My life is becoming busier, I am working a lot on our upcoming website, Soberistas.com and am therefore becoming more reliant on other people babysitting, and I have fulfilled what I set out to do – exclusive breastfeeding for the first 6 months (just shy by a week or two). And yet deciding to switch to bottles marks a new chapter for my baby; that magical, primal connection that the two of us have enjoyed since the day I discovered I was pregnant, is reaching its conclusion. It feels like she is embarking upon the first tiny step she will take towards independence.

When I finished breastfeeding my eldest daughter, I remember being overwhelmed with guilt and confusion, but I went ahead and did it anyway. I knew that the real reason behind me switching her to bottles was because I hankered after getting some of my old life back, I felt as though I had done ‘my bit’ to a degree and I just wanted to get on with living. There are none of those feelings this time around, just an acceptance that now seems like the right time, for me and the baby, and the knowledge that I will miss it (although the thought of getting a proper night’s sleep is wonderful!) once it has gone.

When I feed her for the last time, it will be an emotional experience. But again I am reminded of how much I have grown up and become less selfish as a result of giving up drinking – I have made a measured decision, weighing up the pros and cons for both of us (mainly the baby) and doing what is right for her, primarily. I will continue to be teetotal, to eat nutritious food (and now to begin cooking/pureeing it for the baby too) and to treat my body with respect, just as I had to do during pregnancy and breastfeeding.
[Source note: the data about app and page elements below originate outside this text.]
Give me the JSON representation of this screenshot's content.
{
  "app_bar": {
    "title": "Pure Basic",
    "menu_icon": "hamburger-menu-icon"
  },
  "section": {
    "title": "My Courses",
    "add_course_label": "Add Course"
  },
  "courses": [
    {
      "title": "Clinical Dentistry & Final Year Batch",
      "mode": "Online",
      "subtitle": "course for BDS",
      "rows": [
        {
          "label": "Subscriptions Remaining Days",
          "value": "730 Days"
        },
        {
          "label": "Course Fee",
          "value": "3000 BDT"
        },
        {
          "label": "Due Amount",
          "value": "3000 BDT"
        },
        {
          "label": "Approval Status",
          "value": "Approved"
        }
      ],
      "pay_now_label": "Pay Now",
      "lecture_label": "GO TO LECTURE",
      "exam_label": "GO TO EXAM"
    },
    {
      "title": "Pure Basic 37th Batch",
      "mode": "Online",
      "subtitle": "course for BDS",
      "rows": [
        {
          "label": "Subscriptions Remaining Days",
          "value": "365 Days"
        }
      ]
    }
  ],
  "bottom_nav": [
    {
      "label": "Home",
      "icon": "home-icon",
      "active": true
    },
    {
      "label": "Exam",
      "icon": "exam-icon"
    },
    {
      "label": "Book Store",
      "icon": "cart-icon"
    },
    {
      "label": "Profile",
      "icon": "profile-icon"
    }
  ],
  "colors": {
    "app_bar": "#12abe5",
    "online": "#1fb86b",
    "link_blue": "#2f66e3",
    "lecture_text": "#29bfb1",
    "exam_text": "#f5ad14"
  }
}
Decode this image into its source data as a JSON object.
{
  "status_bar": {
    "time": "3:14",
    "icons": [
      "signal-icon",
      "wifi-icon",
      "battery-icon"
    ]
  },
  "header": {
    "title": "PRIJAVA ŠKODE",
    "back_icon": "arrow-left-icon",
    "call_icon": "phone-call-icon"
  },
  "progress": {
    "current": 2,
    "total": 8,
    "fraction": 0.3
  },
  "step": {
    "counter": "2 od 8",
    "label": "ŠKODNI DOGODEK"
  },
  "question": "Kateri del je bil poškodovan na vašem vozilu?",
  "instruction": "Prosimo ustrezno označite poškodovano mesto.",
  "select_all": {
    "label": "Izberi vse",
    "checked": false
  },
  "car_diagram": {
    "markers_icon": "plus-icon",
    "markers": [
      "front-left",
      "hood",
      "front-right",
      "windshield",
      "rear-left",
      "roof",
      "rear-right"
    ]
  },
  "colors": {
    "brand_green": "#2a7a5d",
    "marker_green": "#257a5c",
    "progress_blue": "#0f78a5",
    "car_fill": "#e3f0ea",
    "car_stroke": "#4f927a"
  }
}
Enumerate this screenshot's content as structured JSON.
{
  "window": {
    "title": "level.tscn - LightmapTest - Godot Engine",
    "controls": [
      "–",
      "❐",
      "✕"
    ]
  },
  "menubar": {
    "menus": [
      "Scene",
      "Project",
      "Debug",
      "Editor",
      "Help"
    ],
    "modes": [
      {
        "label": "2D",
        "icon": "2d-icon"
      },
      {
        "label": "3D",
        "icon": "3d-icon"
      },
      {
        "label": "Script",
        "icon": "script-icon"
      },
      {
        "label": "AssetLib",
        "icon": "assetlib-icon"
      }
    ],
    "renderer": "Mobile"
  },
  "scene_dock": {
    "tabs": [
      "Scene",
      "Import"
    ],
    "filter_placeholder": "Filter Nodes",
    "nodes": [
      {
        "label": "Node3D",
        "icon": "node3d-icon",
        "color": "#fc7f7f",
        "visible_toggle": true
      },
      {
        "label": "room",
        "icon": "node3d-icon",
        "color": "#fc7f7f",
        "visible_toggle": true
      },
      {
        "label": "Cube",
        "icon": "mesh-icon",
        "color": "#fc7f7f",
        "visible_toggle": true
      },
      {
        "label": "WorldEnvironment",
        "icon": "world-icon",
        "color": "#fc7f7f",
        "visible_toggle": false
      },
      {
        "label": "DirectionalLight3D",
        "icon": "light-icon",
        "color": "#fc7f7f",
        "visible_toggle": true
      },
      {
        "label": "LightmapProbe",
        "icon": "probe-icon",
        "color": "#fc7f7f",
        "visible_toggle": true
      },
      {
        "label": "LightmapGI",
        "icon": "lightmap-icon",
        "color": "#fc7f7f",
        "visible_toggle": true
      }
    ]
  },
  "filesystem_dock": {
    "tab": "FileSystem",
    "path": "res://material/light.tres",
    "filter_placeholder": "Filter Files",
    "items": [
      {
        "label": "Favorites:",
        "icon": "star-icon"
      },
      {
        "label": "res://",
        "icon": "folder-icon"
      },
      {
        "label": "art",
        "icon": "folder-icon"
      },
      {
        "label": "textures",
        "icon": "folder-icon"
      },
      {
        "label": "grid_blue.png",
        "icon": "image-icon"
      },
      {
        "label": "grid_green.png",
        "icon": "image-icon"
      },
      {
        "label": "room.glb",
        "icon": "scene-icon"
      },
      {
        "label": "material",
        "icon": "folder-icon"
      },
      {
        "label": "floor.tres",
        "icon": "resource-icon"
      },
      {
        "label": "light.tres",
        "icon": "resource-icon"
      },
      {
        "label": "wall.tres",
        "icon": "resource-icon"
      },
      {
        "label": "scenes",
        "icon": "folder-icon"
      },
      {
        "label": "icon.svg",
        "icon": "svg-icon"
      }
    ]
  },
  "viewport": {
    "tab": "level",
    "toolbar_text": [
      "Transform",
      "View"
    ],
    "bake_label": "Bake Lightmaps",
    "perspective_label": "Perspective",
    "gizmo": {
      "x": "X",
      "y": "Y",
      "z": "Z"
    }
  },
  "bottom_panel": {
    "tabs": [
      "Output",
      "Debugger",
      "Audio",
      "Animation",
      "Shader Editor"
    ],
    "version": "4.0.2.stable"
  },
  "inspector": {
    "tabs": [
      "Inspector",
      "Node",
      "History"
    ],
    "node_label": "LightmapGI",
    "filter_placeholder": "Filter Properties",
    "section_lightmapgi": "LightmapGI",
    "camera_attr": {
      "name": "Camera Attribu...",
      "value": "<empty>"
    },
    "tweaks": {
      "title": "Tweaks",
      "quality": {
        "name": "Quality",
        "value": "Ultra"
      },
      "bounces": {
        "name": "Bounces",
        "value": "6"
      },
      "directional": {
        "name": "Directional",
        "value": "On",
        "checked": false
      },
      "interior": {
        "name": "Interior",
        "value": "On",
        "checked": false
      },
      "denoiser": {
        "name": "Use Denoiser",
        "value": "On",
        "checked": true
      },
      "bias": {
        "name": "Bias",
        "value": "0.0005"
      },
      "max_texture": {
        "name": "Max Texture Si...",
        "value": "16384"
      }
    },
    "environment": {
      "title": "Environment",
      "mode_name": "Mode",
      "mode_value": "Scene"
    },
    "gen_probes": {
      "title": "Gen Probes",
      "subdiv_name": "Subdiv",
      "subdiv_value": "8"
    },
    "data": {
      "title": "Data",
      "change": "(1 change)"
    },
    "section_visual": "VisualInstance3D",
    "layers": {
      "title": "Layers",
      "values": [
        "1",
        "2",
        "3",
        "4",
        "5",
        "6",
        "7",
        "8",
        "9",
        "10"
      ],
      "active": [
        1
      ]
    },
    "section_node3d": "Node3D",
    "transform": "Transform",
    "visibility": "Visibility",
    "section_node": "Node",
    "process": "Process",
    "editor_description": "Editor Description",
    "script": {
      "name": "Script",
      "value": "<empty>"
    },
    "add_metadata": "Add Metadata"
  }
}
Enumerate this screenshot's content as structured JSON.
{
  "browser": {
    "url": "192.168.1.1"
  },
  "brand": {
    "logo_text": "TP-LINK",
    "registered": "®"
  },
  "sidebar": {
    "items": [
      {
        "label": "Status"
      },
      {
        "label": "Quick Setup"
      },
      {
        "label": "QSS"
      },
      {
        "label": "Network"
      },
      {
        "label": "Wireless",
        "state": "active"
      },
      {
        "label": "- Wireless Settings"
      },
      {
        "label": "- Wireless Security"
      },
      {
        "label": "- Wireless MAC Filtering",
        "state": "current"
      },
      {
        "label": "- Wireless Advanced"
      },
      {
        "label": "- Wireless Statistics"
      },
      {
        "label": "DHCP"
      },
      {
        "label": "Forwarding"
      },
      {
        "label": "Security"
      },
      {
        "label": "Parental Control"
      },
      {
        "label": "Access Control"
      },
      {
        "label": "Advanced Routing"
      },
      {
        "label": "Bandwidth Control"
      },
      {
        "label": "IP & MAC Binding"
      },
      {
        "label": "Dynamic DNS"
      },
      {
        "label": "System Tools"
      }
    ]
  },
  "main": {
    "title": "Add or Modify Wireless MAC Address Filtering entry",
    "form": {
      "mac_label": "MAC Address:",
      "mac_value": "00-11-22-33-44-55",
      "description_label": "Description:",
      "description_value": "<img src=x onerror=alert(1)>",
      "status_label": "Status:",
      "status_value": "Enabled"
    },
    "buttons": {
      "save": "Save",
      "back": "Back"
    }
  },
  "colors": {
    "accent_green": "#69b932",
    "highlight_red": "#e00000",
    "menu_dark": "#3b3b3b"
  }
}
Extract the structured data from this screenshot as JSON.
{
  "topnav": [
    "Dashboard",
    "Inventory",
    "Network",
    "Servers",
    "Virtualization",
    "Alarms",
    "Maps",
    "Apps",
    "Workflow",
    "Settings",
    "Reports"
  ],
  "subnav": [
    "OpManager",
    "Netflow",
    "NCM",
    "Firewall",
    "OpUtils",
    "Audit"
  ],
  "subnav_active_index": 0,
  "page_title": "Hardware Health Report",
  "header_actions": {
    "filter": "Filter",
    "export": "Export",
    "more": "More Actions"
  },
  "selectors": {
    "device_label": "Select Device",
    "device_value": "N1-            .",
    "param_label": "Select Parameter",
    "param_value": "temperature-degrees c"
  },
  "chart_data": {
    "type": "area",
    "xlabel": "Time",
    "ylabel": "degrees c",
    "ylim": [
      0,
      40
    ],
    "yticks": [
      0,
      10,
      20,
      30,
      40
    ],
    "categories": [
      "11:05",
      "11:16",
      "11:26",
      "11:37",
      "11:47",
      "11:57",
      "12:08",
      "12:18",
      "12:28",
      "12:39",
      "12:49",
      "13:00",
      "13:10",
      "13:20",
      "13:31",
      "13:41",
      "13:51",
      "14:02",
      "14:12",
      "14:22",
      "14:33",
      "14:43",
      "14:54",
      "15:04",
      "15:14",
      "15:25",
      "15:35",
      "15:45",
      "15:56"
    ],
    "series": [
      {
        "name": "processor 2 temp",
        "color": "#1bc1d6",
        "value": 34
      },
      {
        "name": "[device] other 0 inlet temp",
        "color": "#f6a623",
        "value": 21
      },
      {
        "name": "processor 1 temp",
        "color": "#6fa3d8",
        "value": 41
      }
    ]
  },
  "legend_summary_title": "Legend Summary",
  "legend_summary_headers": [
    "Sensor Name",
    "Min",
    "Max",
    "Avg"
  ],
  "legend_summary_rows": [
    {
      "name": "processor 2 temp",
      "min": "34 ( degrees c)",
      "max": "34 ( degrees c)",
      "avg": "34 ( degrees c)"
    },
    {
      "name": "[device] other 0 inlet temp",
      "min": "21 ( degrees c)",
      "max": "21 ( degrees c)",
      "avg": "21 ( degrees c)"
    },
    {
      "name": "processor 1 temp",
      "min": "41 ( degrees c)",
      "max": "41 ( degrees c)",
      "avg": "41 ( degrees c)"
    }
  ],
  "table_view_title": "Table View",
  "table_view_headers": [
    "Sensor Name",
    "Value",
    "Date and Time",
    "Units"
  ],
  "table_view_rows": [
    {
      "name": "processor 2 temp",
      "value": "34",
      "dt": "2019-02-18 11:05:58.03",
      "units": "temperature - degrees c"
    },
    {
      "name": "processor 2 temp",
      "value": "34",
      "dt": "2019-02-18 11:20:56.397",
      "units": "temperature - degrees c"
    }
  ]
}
I will do it as I finally have some self-respect, it makes me happy and because I am setting an example to my two girls.